BAGHDAD (AFP) – US warplanes rained bombs on a rural area just south of Baghdad on Thursday, with the American military saying Al-Qaeda in Iraq safe havens were destroyed in “one of the largest airstrikes” since 2003.
The blitz unleashed 47,500 pounds (21,500 kilograms) of explosives on Arab Jabour village just south of the capital, military officials said.
“The attack was one of the largest airstrikes since the start of the war” in 2003, said Major Alayne Conway, US military spokeswoman for Multi-National Division-Centre, which operates in areas south of Baghdad.
“We dropped as many bombs today as the United States Air Force would do in our region of operation in an average month,” she said.
The attack by B-1 bombers and F-16 fighter-bombers was part of a nationwide operation against Al-Qaeda codenamed Phantom Phoenix, launched by US and Iraqi forces on Tuesday.
“Thirty-eight bombs were dropped within the first 10 minutes,” a US military statement said. “More than 40 targets were hit after precision air strikes destroyed reported Al-Qaeda safe havens in Arab Jabour.”
The military gave no details of casualties in the Sunni-dominated farmland area of date palms and citrus groves.
“Two B-1 bombers and four F-16 fighter jets directed bombs at three large target areas. Each bomber made two passes and the F-16s followed to complete the set.”
The air raid was carried out as ground troops of the 2nd Brigade Combat Team, 3rd Infantry Division closed in on the area, the statement said.
The air strike came on the third day of Operation Phantom Phoenix, which though countrywide is focused in particular on four provinces north of Baghdad — Diyala, Salaheddin, Tamim and Nineveh.
In a later statement, the US military said one militant had been killed and 18 suspected militants detained on Thursday “during operations targeting Al-Qaeda networks in central and northern Iraq.”
Those rounded up, it said, included militants suspected of involvement in facilitating car and roadside bombings, suicide attacks, kidnappings, executions and “foreign terrorist facilitation.”
Nine US soldiers were killed in the first two days of the assault, including six in an explosion as they entered a booby-trapped house in restive Diyala province on Wednesday.
US commanders say that Al-Qaeda and other insurgents have been largely pushed out of Baghdad and surrounding belts, mainly due to the “surge” of an extra 28,500 troops announced by Bush on January 10 last year, and that the fight must now be taken further afield.

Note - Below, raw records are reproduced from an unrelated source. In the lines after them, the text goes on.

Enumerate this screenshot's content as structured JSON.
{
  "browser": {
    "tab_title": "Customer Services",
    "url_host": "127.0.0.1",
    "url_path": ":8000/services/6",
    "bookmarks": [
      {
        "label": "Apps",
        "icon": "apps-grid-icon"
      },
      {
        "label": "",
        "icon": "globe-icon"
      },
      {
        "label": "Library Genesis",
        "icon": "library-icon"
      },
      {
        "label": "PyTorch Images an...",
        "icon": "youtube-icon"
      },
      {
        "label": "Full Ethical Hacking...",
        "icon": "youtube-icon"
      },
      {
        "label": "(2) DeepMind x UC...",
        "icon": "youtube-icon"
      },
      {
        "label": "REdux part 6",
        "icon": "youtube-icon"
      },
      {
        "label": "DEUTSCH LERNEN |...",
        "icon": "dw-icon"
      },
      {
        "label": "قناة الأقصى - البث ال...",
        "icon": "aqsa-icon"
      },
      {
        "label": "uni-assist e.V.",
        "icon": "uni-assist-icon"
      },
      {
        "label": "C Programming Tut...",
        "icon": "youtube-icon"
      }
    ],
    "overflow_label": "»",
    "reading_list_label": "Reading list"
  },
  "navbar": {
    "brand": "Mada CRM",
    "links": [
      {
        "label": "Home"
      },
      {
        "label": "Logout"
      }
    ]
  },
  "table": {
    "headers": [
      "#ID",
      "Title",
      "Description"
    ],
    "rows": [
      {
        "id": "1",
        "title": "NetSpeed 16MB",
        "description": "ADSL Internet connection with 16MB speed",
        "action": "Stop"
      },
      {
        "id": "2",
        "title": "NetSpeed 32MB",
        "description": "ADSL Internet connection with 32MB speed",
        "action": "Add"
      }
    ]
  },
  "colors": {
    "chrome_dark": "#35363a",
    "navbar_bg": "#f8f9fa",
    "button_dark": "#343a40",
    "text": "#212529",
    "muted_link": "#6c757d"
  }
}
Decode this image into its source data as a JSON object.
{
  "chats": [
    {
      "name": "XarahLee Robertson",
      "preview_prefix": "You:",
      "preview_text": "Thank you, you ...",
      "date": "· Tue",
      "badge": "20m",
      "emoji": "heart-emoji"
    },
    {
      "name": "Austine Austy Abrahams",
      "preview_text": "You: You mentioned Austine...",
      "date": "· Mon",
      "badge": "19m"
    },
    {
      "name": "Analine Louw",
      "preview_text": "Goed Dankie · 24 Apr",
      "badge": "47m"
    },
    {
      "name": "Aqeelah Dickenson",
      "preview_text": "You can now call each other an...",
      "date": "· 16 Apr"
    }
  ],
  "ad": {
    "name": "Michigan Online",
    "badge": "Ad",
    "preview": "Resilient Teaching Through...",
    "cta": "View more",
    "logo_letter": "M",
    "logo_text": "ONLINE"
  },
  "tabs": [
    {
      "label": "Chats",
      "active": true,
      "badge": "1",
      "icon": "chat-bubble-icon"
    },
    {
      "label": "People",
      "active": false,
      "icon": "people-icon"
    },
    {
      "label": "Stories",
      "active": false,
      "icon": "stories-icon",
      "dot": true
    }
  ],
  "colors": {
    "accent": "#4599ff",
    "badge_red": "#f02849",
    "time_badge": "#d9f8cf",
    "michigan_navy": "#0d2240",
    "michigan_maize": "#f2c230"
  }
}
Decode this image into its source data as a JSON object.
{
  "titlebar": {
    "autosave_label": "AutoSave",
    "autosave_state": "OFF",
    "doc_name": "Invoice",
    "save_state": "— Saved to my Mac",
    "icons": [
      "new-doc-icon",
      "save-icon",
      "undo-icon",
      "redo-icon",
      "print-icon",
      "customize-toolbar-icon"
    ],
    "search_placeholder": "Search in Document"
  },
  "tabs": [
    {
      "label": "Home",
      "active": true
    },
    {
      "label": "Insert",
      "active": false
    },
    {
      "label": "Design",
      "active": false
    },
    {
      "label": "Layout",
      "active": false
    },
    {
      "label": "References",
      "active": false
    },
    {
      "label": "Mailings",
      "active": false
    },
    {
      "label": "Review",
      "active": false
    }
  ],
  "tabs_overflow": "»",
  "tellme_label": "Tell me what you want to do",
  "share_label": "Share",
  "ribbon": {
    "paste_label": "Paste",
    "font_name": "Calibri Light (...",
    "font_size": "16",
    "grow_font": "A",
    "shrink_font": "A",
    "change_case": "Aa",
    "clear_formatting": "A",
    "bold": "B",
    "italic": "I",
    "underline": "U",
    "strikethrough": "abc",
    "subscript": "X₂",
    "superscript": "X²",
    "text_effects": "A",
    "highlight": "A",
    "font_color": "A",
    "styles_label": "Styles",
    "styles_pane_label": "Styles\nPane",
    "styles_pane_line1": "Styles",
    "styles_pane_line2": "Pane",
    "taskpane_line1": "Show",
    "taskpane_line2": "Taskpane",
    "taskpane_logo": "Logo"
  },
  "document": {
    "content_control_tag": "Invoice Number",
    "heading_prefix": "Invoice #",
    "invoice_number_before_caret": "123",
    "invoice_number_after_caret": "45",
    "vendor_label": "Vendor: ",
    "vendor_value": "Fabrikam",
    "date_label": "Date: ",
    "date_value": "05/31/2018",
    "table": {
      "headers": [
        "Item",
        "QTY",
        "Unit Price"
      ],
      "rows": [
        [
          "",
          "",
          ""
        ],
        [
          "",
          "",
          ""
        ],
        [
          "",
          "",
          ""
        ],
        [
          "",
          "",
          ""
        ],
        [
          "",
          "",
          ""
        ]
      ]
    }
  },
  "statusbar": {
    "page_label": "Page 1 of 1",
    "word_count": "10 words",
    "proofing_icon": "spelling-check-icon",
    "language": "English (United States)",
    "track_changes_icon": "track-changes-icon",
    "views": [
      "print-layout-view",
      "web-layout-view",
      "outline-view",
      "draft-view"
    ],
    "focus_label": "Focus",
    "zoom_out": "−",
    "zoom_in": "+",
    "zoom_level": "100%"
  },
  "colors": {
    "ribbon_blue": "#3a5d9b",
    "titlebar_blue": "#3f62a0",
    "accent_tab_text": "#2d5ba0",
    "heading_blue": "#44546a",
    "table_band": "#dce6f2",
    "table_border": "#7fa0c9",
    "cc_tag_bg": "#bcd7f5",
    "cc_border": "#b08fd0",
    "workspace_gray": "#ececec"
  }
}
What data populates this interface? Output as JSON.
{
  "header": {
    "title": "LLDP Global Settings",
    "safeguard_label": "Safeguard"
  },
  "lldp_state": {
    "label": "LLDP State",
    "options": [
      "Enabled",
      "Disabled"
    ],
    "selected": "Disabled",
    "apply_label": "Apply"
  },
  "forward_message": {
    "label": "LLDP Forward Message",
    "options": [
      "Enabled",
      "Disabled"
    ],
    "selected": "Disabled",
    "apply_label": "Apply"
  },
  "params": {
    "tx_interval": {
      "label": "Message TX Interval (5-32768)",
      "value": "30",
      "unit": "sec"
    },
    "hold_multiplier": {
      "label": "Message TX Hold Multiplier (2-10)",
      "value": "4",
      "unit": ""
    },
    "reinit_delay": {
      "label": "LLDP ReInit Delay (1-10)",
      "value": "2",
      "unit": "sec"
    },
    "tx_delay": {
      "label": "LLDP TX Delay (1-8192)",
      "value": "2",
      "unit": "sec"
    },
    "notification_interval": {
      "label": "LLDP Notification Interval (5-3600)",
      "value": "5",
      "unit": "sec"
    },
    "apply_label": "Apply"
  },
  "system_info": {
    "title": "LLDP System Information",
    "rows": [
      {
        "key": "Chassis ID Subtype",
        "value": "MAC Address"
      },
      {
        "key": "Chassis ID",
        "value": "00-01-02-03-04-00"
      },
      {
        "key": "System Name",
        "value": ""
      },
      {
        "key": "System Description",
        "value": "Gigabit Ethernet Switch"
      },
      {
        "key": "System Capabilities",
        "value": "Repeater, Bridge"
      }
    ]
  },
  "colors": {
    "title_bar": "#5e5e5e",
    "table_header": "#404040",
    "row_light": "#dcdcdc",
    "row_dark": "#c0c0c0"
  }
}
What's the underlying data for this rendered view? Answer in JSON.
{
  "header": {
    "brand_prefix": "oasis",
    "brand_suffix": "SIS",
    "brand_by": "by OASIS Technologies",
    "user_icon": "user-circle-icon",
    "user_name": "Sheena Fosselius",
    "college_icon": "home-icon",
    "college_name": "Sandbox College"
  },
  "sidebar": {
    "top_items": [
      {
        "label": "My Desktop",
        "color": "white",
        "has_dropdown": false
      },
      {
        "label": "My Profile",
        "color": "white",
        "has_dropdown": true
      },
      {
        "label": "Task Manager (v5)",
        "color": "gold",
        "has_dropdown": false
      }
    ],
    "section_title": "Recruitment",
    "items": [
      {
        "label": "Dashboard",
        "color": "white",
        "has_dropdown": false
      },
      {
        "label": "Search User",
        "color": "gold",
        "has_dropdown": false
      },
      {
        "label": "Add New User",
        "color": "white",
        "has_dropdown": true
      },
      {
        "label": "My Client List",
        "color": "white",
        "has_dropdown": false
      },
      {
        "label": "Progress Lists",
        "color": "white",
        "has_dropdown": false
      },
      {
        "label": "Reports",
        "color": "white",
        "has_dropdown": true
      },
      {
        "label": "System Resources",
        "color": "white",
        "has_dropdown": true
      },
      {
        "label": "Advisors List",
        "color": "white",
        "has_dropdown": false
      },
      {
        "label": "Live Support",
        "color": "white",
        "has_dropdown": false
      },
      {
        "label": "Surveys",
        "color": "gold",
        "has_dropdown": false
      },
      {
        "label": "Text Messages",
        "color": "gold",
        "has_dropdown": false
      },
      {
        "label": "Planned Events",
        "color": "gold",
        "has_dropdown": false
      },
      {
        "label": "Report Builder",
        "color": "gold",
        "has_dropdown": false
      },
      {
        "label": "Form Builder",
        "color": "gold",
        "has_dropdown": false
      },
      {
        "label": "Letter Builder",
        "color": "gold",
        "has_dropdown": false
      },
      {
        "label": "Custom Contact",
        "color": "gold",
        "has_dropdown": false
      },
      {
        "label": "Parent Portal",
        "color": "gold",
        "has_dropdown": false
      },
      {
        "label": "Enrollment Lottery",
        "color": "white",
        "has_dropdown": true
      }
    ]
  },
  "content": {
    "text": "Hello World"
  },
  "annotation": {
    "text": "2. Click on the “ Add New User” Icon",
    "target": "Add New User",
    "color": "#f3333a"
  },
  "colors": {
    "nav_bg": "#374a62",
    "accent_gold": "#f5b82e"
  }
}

The focus of an operation codenamed Iron Harvest, part of Phantom Phoenix, in Diyala province just north of Baghdad, is the “breadbasket” farmlands surrounding the town of Muqdadiyah where Al-Qaeda is deeply rooted, commanders say.
Major General Mark Hertling, commanding general of coalition forces in northern Iraq, said on Wednesday that “20 to 30” Al-Qaeda in Iraq fighters had been killed in Diyala during the first two days of Iron Harvest.
He acknowledged at a news conference in Baghdad that the militants were likely to simply move their operations elsewhere because of the latest assault, but said they would be pinned down eventually.
“Yeah, it’s true that they moved from Anbar (province) into my region,” he told reporters. “But we’re pursuing them. With the increase of the Iraqi army and police, there’s no place left for them, except maybe some palm groves.”
An upsurge of violence, which has seen more than 100 Iraqis killed since the start of the new year, continued on Thursday.
Twin blasts at morning rush hour in a crowded central Baghdad street killed two Iraqi soldiers and a policeman, also wounding 11 others, security officials said. The 11 people wounded were all soldiers and policemen.
At Al-Rashad, about 60 kilometres (35 miles) south of the northern oil city of Kirkuk, a roadside bomb killed two patrolling Iraqi soldiers and wounded an officer, police said.
In the northern city of Mosul, a civilian was killed when his vehicle was hit by a roadside bomb.